Sunday, May 23, 2010

This is the Life That Everybody Asks for

I get asked, almost daily, when I am returning back to the US. When my little "adventure" and experiment is over. Let me answer you all, here and now. I have NO IDEA when I am returning, and I like it that way. I am going to stay in Hanoi until I stop loving it, and after Hanoi I don't know what I'll do. I may return to New York, or I may spend some time in France to bring me back to fluency, or maybe I'll live in London.

The truth is that I don't know and I don't feel like I should have to know. I don't feel like I am missing out on anything by not living in the US. Yes, of course I miss my family and friends, and there are moments (like my brother's 18th birthday or when K&D got engaged) that i wish I could've been a part of, but right now i feel like I am a part of something much bigger.

I feel like I am really living life, that i am enjoying everything it has to offer and that the opportunities out here are endless and exciting. Every day is an adventure. Some of my friends out here who read my blog have mentioned that I don't fully capture my whole life out here, that experiences and moments aren't shared with the rest of you. One even went as far to tell me that I'd be a terrible journalist (jerk) but I find that to share everything would be impossible...however if any of you are so inclined to take a trip out here, I'd be happy to show you my world.

Let's talk a bit about my world and why i don't want to leave it:
1. I live in an amazing house, in an amazing location with one cool roommate and one who I fight with daily but he's leaving in 8 days so hopefully by next week it'll be two cool roommates.
2. My job is three days a week. The guys I work with are two of the most hilarious enigmatic people that I've ever come across.
3. I am able to engage in a very enjoyable lifestyle and comfortable style of living here. I joined an amazing gym with a pool and I am often found poolside, working on my tan, sipping a cold beverage in my personal oasis from the hustle and bustle of this hectic city.
4. The people you meet while living as an expat are unlike the majority of those you'll come across at home. It takes a certain type of spirit to pack up and move to Asia, and so any stereotypes about nationalities must be disregarded. Most of the people I've met out here are educated, interesting, adventurous, and approach life with a fresh outlook.
5. Due to my incredible schedule, I am afforded the luxury of being able to hop on a plane and spend a long weekend (every weekend if I should so desire) in a different country or city and experience new things/culture
6. There are many more opportunities here for me right now than anywhere else
7. For the first time ever, I'm living life completely on my own terms. The only real responsibility I have is to myself.
8. I'm learning the meaning of growing up, being an adult and becoming independent
9. Hanoi is amazing. everything from the people, the food and vibe makes it difficult to not fall in love.
10. I'm happy.
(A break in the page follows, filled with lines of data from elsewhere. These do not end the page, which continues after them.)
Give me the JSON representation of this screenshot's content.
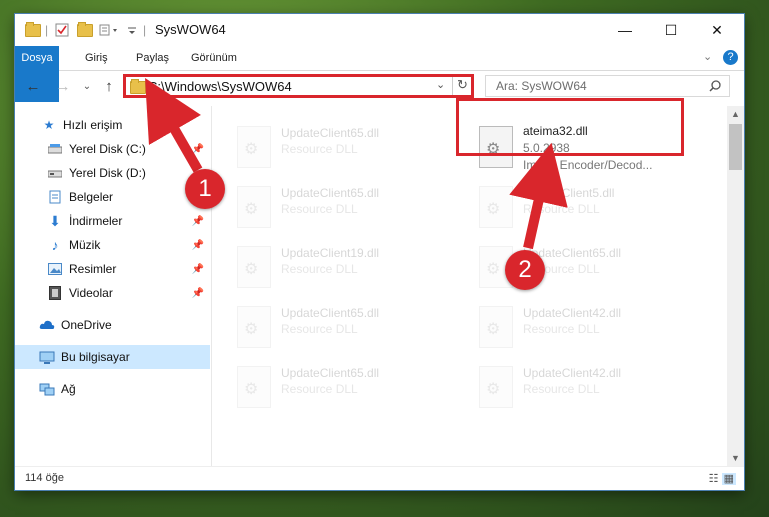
{
  "window": {
    "title": "SysWOW64",
    "controls": {
      "minimize": "—",
      "maximize": "☐",
      "close": "✕"
    }
  },
  "ribbon": {
    "tabs": [
      "Dosya",
      "Giriş",
      "Paylaş",
      "Görünüm"
    ],
    "help_icon": "?"
  },
  "address_bar": {
    "path": "C:\\Windows\\SysWOW64",
    "refresh_icon": "↻"
  },
  "search": {
    "placeholder": "Ara: SysWOW64"
  },
  "sidebar": {
    "items": [
      {
        "label": "Hızlı erişim",
        "icon": "star-icon",
        "pinned": false
      },
      {
        "label": "Yerel Disk (C:)",
        "icon": "drive-icon",
        "pinned": true
      },
      {
        "label": "Yerel Disk (D:)",
        "icon": "drive-icon",
        "pinned": false
      },
      {
        "label": "Belgeler",
        "icon": "documents-icon",
        "pinned": false
      },
      {
        "label": "İndirmeler",
        "icon": "download-icon",
        "pinned": true
      },
      {
        "label": "Müzik",
        "icon": "music-icon",
        "pinned": true
      },
      {
        "label": "Resimler",
        "icon": "pictures-icon",
        "pinned": true
      },
      {
        "label": "Videolar",
        "icon": "videos-icon",
        "pinned": true
      },
      {
        "label": "OneDrive",
        "icon": "cloud-icon",
        "pinned": false
      },
      {
        "label": "Bu bilgisayar",
        "icon": "computer-icon",
        "pinned": false,
        "selected": true
      },
      {
        "label": "Ağ",
        "icon": "network-icon",
        "pinned": false
      }
    ]
  },
  "files": {
    "target": {
      "name": "ateima32.dll",
      "version": "5.0.2938",
      "description": "Image Encoder/Decod..."
    },
    "left_column": [
      {
        "name": "UpdateClient65.dll",
        "desc": "Resource DLL"
      },
      {
        "name": "UpdateClient65.dll",
        "desc": "Resource DLL"
      },
      {
        "name": "UpdateClient19.dll",
        "desc": "Resource DLL"
      },
      {
        "name": "UpdateClient65.dll",
        "desc": "Resource DLL"
      },
      {
        "name": "UpdateClient65.dll",
        "desc": "Resource DLL"
      }
    ],
    "right_column": [
      {
        "name": "UpdateClient5.dll",
        "desc": "Resource DLL"
      },
      {
        "name": "UpdateClient65.dll",
        "desc": "Resource DLL"
      },
      {
        "name": "UpdateClient42.dll",
        "desc": "Resource DLL"
      },
      {
        "name": "UpdateClient42.dll",
        "desc": "Resource DLL"
      }
    ]
  },
  "status": {
    "count": "114 öğe"
  },
  "annotations": {
    "badge1": "1",
    "badge2": "2",
    "color": "#d9262c"
  }
}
So, that's where I am. Obviously life isn't perfect. Life as an expat means recognizing that most of the people you meet out here come with expiration dates, that they won't be here forever and inevitably the ones you become close and dependent on will leave you and there is a huge chance that you will never see them again. There are motorcycle accidents, lonely moments, internet outages, not having an oven, and the craving for a decent hamburger but I think the good by far outweighs the bad. The most important take away I've gotten is learning how to live in the moment, to take things as they come and to enjoy things while they last instead of worrying about what the future has in store.

Until next time.


  1. I recently saw a blog post which said Hanoi had become the kind of place you could easily while away a lifetime.

    I agree with that.

    It's very odd that what seems to some as the most big, dirty, polluted city that is so unforgiving is, to others, the exact opposite.

    It can feel very laid back, even quiet at times, very welcoming and very very beautiful.

    I think it is a wonderful city. I worked here for two and a half years and then left but I couldn't get the place out of my mind. Now, after three years away I am back and loving it.

    It's a great place.

    On top of that you've outlined why being an expat is such a privileged existence.

    Also I can get my head around the growing up bit too. I was here last time with a volunteer organisation and I reckon I didn't really grow up till I shed that and became independent.

    You might say it was about time, what with me turning 40 next year.

    But this is a great city, and a great life.

    It seems like you've done a lot of traveling but for so many people it's not an option they've even considered. And yet, this seems so much easier than living back in the UK for me.

    Glad it's working out for you here.

    I find Hanoi is a great filter. People I like, like Hanoi.

  2. Love love LOVE this entry. I feel exactly the same way about the part of Vietnam I'm in.

  3. Vietnam is such a special and magical place. Obviously it's not for everyone but when i first came here 6 years ago I fell in love, felt such a strong connection that I knew it was only a matter of time before I returned here...and my infatuation has turned into a full blown love affair.